24 February 2020

Building a Virtuous Cycle

As a teen, I was obsessed with the idea of a building a perpetual motion machine.

This marvellous idea posited that a perfectly designed wheel would run indefinitely without an external power source - it could even generate infinite amounts of clean energy to solve the worlds’ energy crisis!

Needless to say, I was deflated to discover that the things I read on the internet weren’t always true. Friction and gravity, of course, act on the machine, wearing-down its components and slowing the rotation until eventually the wheel stops.

In my search for a Virtuous Cycle of energy amplification, I had instead discovered a Vicious Cycle of energy decay.

Open Source / Open Data

I realized there is no such thing as ‘free energy’ and the same principles apply to open source / open data projects.

Without contributors taking their turn to spin the wheel, a project will gradually begin to deteriorate and decay.

Conversely, when companies become actively involved in adding features, refactoring and improving the existing code, then the wheel starts to spin faster, and faster!

In open source, we feel strongly that to really do something well, you have to get a lot of people involved.

Linus Torvalds, Creator of Linux

Collaborative Development

This is where open-source shines.

As project velocity increases, everyone benefits. Each push of the wheel results in ever-increasing value to everyone involved.

It is with this mentality, Pelias has survived and continues to add value to the many companies and individuals who use it.

A growing number of organisations are contributing to Pelias, and by doing so, have ensured they have a seat at the table when large-scale design decisions are being made.

The virtuous cycle generates benefits for all members of an Open Source ecosystem.

The story of Mapzen demonstrates the genius of open source software.
The code will continue to flourish through collaboration, community and shared resources, making it the smarter investment for government.

Bibiana McHugh, Manager of Mobility & Location-Based Services at TriMet

Shared Resources

Through group ownership and shared resources, we can guarantee that this virtuous cycle perpetuates, even after the demise of its founding sponsor, or any individual contributor.

By building everything in the open we can build for real permanence, not just the short-lived permanence of a hot brand in this turbulent space.

Randy Meech, CEO @ StreetCred / former CEO @ Mapzen

Business Friendly

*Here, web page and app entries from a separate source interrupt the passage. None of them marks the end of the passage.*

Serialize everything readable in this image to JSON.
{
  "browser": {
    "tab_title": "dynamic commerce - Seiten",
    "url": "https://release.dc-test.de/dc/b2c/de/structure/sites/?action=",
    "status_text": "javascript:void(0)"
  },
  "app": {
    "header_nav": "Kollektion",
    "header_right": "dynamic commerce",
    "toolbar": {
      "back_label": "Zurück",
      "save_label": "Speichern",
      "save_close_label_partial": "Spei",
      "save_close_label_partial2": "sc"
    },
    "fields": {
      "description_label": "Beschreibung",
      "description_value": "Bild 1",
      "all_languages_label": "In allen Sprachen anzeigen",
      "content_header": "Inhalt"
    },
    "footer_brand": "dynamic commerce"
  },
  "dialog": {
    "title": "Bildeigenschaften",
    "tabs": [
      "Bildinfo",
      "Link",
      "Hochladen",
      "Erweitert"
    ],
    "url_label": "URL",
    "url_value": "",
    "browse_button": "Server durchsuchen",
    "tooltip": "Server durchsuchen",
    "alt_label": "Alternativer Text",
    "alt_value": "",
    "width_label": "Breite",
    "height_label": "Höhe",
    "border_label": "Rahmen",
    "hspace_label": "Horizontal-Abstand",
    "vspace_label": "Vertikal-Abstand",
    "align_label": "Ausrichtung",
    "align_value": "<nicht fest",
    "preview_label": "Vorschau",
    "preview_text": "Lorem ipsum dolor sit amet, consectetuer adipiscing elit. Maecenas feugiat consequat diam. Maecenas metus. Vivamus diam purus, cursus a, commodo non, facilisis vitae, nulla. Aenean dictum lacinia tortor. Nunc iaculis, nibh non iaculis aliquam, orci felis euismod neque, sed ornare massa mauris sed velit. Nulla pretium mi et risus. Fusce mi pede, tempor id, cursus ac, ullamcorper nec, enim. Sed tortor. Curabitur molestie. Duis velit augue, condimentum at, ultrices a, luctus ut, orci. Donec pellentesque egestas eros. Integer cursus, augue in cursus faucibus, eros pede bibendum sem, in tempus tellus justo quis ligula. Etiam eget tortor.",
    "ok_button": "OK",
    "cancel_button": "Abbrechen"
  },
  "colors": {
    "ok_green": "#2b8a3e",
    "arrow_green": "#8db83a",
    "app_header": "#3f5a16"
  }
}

Every contribution is published under a permissive license. This ensures that all stakeholders can continue working together without the worry of restrictions stifling innovation.

Geocode Earth works closely with open data providers such as OpenStreetMap, OpenAddresses and WhosOnFirst who share our passion for open access to location data.

The opposite of “open source” is “proprietary”, not “commercial”.
Open source licensing does not foreclose all commercial ventures, it only forecloses those predicated on restricting access to the source code.

Paul Ramsey, Executive Geospatial Engineer at Crunchy Data

Our Thanks

As distributors of Pelias, we are proud of its continued adoption by developers, businesses, local governments and commercial enterprises around the world.

I’d like to take this opportunity to firstly, thank each and every person who has participated in the continued development of the Pelias project, and welcome everyone, with open arms, to contribute to this virtuous cycle through collaboration and shared ownership.

If I have seen further than others, it is by standing upon the shoulders of giants.

Sir Isaac Newton